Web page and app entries

=-=-=

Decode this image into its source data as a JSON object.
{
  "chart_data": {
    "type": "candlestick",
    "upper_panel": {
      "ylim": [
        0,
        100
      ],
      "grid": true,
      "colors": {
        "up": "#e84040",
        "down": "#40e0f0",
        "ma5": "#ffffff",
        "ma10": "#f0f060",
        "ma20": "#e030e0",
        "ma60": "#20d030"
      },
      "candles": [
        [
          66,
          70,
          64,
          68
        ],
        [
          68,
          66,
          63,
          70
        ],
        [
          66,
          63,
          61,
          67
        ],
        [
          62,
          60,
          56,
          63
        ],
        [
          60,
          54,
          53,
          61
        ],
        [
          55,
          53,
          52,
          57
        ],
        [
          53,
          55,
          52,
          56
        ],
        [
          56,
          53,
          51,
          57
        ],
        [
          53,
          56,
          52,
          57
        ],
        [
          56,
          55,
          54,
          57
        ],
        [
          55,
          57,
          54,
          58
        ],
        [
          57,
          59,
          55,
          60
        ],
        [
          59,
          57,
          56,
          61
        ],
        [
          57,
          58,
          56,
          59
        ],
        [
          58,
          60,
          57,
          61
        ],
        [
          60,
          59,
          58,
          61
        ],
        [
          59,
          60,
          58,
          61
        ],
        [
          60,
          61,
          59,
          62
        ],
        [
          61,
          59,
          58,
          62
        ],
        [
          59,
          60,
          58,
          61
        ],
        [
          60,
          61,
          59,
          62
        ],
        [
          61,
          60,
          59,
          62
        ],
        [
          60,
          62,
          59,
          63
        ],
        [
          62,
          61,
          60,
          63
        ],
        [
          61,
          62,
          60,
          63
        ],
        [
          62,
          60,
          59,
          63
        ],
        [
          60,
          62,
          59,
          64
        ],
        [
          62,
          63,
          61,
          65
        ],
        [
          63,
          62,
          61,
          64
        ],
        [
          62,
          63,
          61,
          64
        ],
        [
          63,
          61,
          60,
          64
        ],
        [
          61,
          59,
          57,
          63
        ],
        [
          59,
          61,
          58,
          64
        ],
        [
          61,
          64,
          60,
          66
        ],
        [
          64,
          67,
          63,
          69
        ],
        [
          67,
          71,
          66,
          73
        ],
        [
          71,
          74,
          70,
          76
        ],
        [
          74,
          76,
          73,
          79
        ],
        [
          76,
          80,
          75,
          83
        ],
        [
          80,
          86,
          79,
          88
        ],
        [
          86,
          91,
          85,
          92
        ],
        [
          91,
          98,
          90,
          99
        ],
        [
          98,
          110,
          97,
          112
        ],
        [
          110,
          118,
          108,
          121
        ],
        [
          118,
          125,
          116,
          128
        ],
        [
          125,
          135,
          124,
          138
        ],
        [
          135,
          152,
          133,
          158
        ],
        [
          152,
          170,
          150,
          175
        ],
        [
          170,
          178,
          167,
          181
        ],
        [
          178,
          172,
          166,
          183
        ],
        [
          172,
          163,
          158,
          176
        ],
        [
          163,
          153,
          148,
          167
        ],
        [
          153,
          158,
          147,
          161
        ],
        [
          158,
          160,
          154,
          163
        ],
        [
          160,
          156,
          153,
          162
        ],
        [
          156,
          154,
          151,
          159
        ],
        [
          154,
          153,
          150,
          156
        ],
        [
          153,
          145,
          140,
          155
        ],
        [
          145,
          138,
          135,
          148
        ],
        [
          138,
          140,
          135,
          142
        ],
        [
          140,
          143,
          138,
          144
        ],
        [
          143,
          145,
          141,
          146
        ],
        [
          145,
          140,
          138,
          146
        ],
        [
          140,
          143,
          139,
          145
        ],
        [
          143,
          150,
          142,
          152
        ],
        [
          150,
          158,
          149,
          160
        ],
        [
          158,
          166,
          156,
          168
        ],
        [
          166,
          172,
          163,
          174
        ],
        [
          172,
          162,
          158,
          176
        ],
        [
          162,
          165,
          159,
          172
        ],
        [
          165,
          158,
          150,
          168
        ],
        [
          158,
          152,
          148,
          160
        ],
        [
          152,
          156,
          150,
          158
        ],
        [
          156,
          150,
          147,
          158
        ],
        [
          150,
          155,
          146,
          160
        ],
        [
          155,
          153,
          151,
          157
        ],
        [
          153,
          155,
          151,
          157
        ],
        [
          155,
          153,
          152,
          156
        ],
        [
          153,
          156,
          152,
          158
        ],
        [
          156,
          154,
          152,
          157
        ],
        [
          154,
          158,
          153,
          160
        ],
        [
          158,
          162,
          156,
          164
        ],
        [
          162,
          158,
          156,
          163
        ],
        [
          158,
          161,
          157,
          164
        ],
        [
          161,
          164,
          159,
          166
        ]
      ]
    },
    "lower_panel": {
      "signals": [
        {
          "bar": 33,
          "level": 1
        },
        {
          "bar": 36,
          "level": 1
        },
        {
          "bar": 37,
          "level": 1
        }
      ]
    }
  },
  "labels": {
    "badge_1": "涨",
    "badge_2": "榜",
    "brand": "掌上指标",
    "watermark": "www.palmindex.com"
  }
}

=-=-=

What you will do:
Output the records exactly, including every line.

Worked solution:
Decode this image into its source data as a JSON object.
{
  "chart_data": {
    "type": "candlestick",
    "upper_panel": {
      "ylim": [
        0,
        100
      ],
      "grid": true,
      "colors": {
        "up": "#e84040",
        "down": "#40e0f0",
        "ma5": "#ffffff",
        "ma10": "#f0f060",
        "ma20": "#e030e0",
        "ma60": "#20d030"
      },
      "candles": [
        [
          66,
          70,
          64,
          68
        ],
        [
          68,
          66,
          63,
          70
        ],
        [
          66,
          63,
          61,
          67
        ],
        [
          62,
          60,
          56,
          63
        ],
        [
          60,
          54,
          53,
          61
        ],
        [
          55,
          53,
          52,
          57
        ],
        [
          53,
          55,
          52,
          56
        ],
        [
          56,
          53,
          51,
          57
        ],
        [
          53,
          56,
          52,
          57
        ],
        [
          56,
          55,
          54,
          57
        ],
        [
          55,
          57,
          54,
          58
        ],
        [
          57,
          59,
          55,
          60
        ],
        [
          59,
          57,
          56,
          61
        ],
        [
          57,
          58,
          56,
          59
        ],
        [
          58,
          60,
          57,
          61
        ],
        [
          60,
          59,
          58,
          61
        ],
        [
          59,
          60,
          58,
          61
        ],
        [
          60,
          61,
          59,
          62
        ],
        [
          61,
          59,
          58,
          62
        ],
        [
          59,
          60,
          58,
          61
        ],
        [
          60,
          61,
          59,
          62
        ],
        [
          61,
          60,
          59,
          62
        ],
        [
          60,
          62,
          59,
          63
        ],
        [
          62,
          61,
          60,
          63
        ],
        [
          61,
          62,
          60,
          63
        ],
        [
          62,
          60,
          59,
          63
        ],
        [
          60,
          62,
          59,
          64
        ],
        [
          62,
          63,
          61,
          65
        ],
        [
          63,
          62,
          61,
          64
        ],
        [
          62,
          63,
          61,
          64
        ],
        [
          63,
          61,
          60,
          64
        ],
        [
          61,
          59,
          57,
          63
        ],
        [
          59,
          61,
          58,
          64
        ],
        [
          61,
          64,
          60,
          66
        ],
        [
          64,
          67,
          63,
          69
        ],
        [
          67,
          71,
          66,
          73
        ],
        [
          71,
          74,
          70,
          76
        ],
        [
          74,
          76,
          73,
          79
        ],
        [
          76,
          80,
          75,
          83
        ],
        [
          80,
          86,
          79,
          88
        ],
        [
          86,
          91,
          85,
          92
        ],
        [
          91,
          98,
          90,
          99
        ],
        [
          98,
          110,
          97,
          112
        ],
        [
          110,
          118,
          108,
          121
        ],
        [
          118,
          125,
          116,
          128
        ],
        [
          125,
          135,
          124,
          138
        ],
        [
          135,
          152,
          133,
          158
        ],
        [
          152,
          170,
          150,
          175
        ],
        [
          170,
          178,
          167,
          181
        ],
        [
          178,
          172,
          166,
          183
        ],
        [
          172,
          163,
          158,
          176
        ],
        [
          163,
          153,
          148,
          167
        ],
        [
          153,
          158,
          147,
          161
        ],
        [
          158,
          160,
          154,
          163
        ],
        [
          160,
          156,
          153,
          162
        ],
        [
          156,
          154,
          151,
          159
        ],
        [
          154,
          153,
          150,
          156
        ],
        [
          153,
          145,
          140,
          155
        ],
        [
          145,
          138,
          135,
          148
        ],
        [
          138,
          140,
          135,
          142
        ],
        [
          140,
          143,
          138,
          144
        ],
        [
          143,
          145,
          141,
          146
        ],
        [
          145,
          140,
          138,
          146
        ],
        [
          140,
          143,
          139,
          145
        ],
        [
          143,
          150,
          142,
          152
        ],
        [
          150,
          158,
          149,
          160
        ],
        [
          158,
          166,
          156,
          168
        ],
        [
          166,
          172,
          163,
          174
        ],
        [
          172,
          162,
          158,
          176
        ],
        [
          162,
          165,
          159,
          172
        ],
        [
          165,
          158,
          150,
          168
        ],
        [
          158,
          152,
          148,
          160
        ],
        [
          152,
          156,
          150,
          158
        ],
        [
          156,
          150,
          147,
          158
        ],
        [
          150,
          155,
          146,
          160
        ],
        [
          155,
          153,
          151,
          157
        ],
        [
          153,
          155,
          151,
          157
        ],
        [
          155,
          153,
          152,
          156
        ],
        [
          153,
          156,
          152,
          158
        ],
        [
          156,
          154,
          152,
          157
        ],
        [
          154,
          158,
          153,
          160
        ],
        [
          158,
          162,
          156,
          164
        ],
        [
          162,
          158,
          156,
          163
        ],
        [
          158,
          161,
          157,
          164
        ],
        [
          161,
          164,
          159,
          166
        ]
      ]
    },
    "lower_panel": {
      "signals": [
        {
          "bar": 33,
          "level": 1
        },
        {
          "bar": 36,
          "level": 1
        },
        {
          "bar": 37,
          "level": 1
        }
      ]
    }
  },
  "labels": {
    "badge_1": "涨",
    "badge_2": "榜",
    "brand": "掌上指标",
    "watermark": "www.palmindex.com"
  }
}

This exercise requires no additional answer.